The Yemeni government has said its forces alone carried out the attack on al-Ma’jalah, the site of an alleged al-Qa’ida training camp in al-Mahfad district, Abyan Governorate.

Shortly after the attack some US media reported alleged statements by unnamed US government sources who said that US cruise missiles launched on presidential orders had been fired at two alleged al-Qa’ida sites in Yemen.

“Based on the evidence provided by these photographs, the US government must disclose what role it played in the al-Ma’jalah attack, and all governments involved must show what steps they took to prevent unnecessary deaths and injuries,” said Philip Luther.

The photographs enable the positive identification of damaged missile parts, which appear to be from the payload, mid-body, aft-body and propulsion sections of a BGM-109D Tomahawk land-attack cruise missile.

This type of missile, launched from a warship or submarine, is designed to carry a payload of 166 cluster submunitions (bomblets) which each explode into over 200 sharp steel fragments that can cause injuries up to 150m away.
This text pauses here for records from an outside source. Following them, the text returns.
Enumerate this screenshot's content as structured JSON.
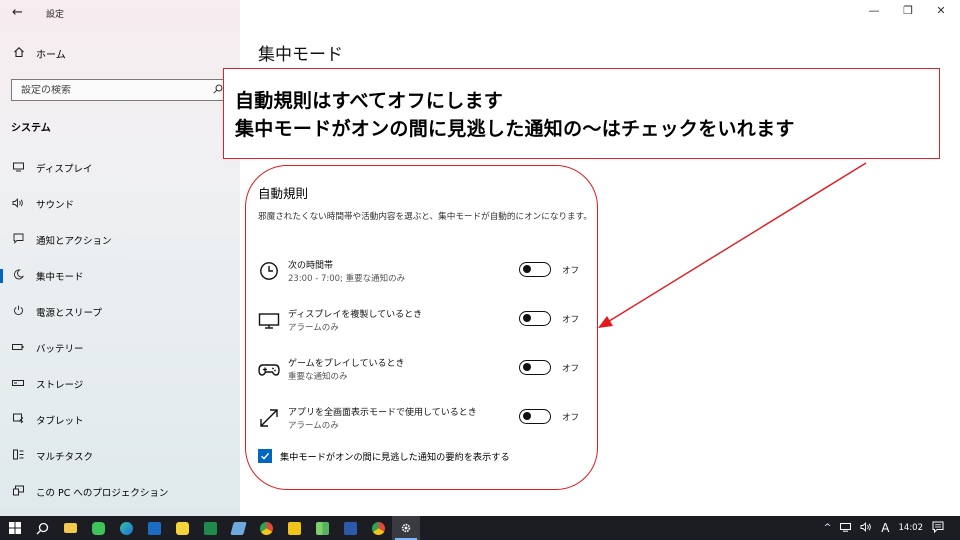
{
  "window": {
    "app_title": "設定",
    "back_glyph": "←",
    "minimize_glyph": "—",
    "restore_glyph": "❐",
    "close_glyph": "✕"
  },
  "sidebar": {
    "home_label": "ホーム",
    "search_placeholder": "設定の検索",
    "section_title": "システム",
    "items": [
      {
        "label": "ディスプレイ",
        "icon": "monitor-icon"
      },
      {
        "label": "サウンド",
        "icon": "speaker-icon"
      },
      {
        "label": "通知とアクション",
        "icon": "notification-icon"
      },
      {
        "label": "集中モード",
        "icon": "moon-icon",
        "active": true
      },
      {
        "label": "電源とスリープ",
        "icon": "power-icon"
      },
      {
        "label": "バッテリー",
        "icon": "battery-icon"
      },
      {
        "label": "ストレージ",
        "icon": "storage-icon"
      },
      {
        "label": "タブレット",
        "icon": "tablet-icon"
      },
      {
        "label": "マルチタスク",
        "icon": "multitask-icon"
      },
      {
        "label": "この PC へのプロジェクション",
        "icon": "projection-icon"
      }
    ]
  },
  "main": {
    "page_title": "集中モード",
    "callout_line1": "自動規則はすべてオフにします",
    "callout_line2": "集中モードがオンの間に見逃した通知の～はチェックをいれます",
    "auto_heading": "自動規則",
    "auto_desc": "邪魔されたくない時間帯や活動内容を選ぶと、集中モードが自動的にオンになります。",
    "rules": [
      {
        "title": "次の時間帯",
        "subtitle": "23:00 - 7:00; 重要な通知のみ",
        "toggle_label": "オフ",
        "on": false,
        "icon": "clock-icon"
      },
      {
        "title": "ディスプレイを複製しているとき",
        "subtitle": "アラームのみ",
        "toggle_label": "オフ",
        "on": false,
        "icon": "display-icon"
      },
      {
        "title": "ゲームをプレイしているとき",
        "subtitle": "重要な通知のみ",
        "toggle_label": "オフ",
        "on": false,
        "icon": "gamepad-icon"
      },
      {
        "title": "アプリを全画面表示モードで使用しているとき",
        "subtitle": "アラームのみ",
        "toggle_label": "オフ",
        "on": false,
        "icon": "fullscreen-icon"
      }
    ],
    "summary_checkbox_label": "集中モードがオンの間に見逃した通知の要約を表示する",
    "summary_checked": true
  },
  "taskbar": {
    "apps": [
      {
        "name": "search",
        "color": "#1c1d22"
      },
      {
        "name": "file-explorer",
        "color": "#f2c94c"
      },
      {
        "name": "line",
        "color": "#3ec35a"
      },
      {
        "name": "edge",
        "color": "#2a8fd8"
      },
      {
        "name": "outlook",
        "color": "#1c6cc6"
      },
      {
        "name": "sticky",
        "color": "#f5d33b"
      },
      {
        "name": "excel",
        "color": "#1f8a4c"
      },
      {
        "name": "pen",
        "color": "#6fa8dc"
      },
      {
        "name": "chrome",
        "color": "#e0493c"
      },
      {
        "name": "notes",
        "color": "#f0c419"
      },
      {
        "name": "photos",
        "color": "#57b35d"
      },
      {
        "name": "word",
        "color": "#2b5aad"
      },
      {
        "name": "chrome2",
        "color": "#e0493c"
      },
      {
        "name": "settings",
        "color": "#9aa0a6",
        "active": true
      }
    ],
    "tray_chevron": "^",
    "ime_label": "A",
    "clock": "14:02"
  }
}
An incendiary material inside the bomblet also spreads fragments of burning zirconium designed to set fire to nearby flammable objects.

A further photograph, apparently taken within half an hour of the others, shows an unexploded BLU 97 A/B submunition itself, the type carried by BGM-109D missiles. These missiles are known to be held only by US forces and Yemeni armed forces are unlikely to be capable of using such a missile.

Amnesty International has requested information from the Pentagon about the involvement of US forces in the al-Ma’jalah attack, and what precautions may have been taken to minimize deaths and injuries, but has yet to receive a response.

“Amnesty International is gravely concerned by evidence that cluster munitions appear to have been used in Yemen, when most states around the world have committed to comprehensively ban these weapons,” said Mike Lewis, Amnesty International’s arms control researcher.

“Cluster munitions have indiscriminate effects and unexploded bomblets threaten lives and livelihoods for years afterwards. All governments responsible for using them must urgently provide assistance to clear unexploded munitions.”

Neither the USA nor Yemen has yet signed the Convention on Cluster Munitions, a treaty designed to comprehensively ban such weapons which is due to enter into force on 1 August 2010.

A Yemeni parliamentary committee that investigated the 17 December 2009 attack reported in February that 41 people it described as civilians had been killed. In its report the committee said that on arrival at the scene of the attack in al-Ma’jalah it “found that all the homes and their contents were burnt and all that was left were traces of furniture.”

It said the committee “found traces of blood of the victims and a number of holes in the ground left by the bombing… as well as a number of unexploded bombs”, and that one survivor told the committee that his family, who were killed although they had committed no crime, were sleeping when the missiles struck on the morning of 17 December 2009.

In its report, the Yemeni parliamentary committee said the Yemeni government should open a judicial investigation into the attack and bring to justice those responsible for the killings of civilians, but no such investigation is known to have been held as yet.

The committee reported statements by the Abyan Governorate authorities that 14 alleged members of al-Qa’ida were also killed in the attack, but said it had been unable to obtain information confirming this and was able to obtain the name of only one of the 14 from the Abyan authorities.

Image 1, additional details: The Tomahawk BGM-109D cruise missile would have carried 166 BLU 97 cluster bomblets, which are designed to scatter over a wide area, acting indiscriminately when used in civilian areas. Many also fail to explode on impact, as in the photograph above, but may explode if disturbed, making land dangerous for communities to use for months or years after attacks.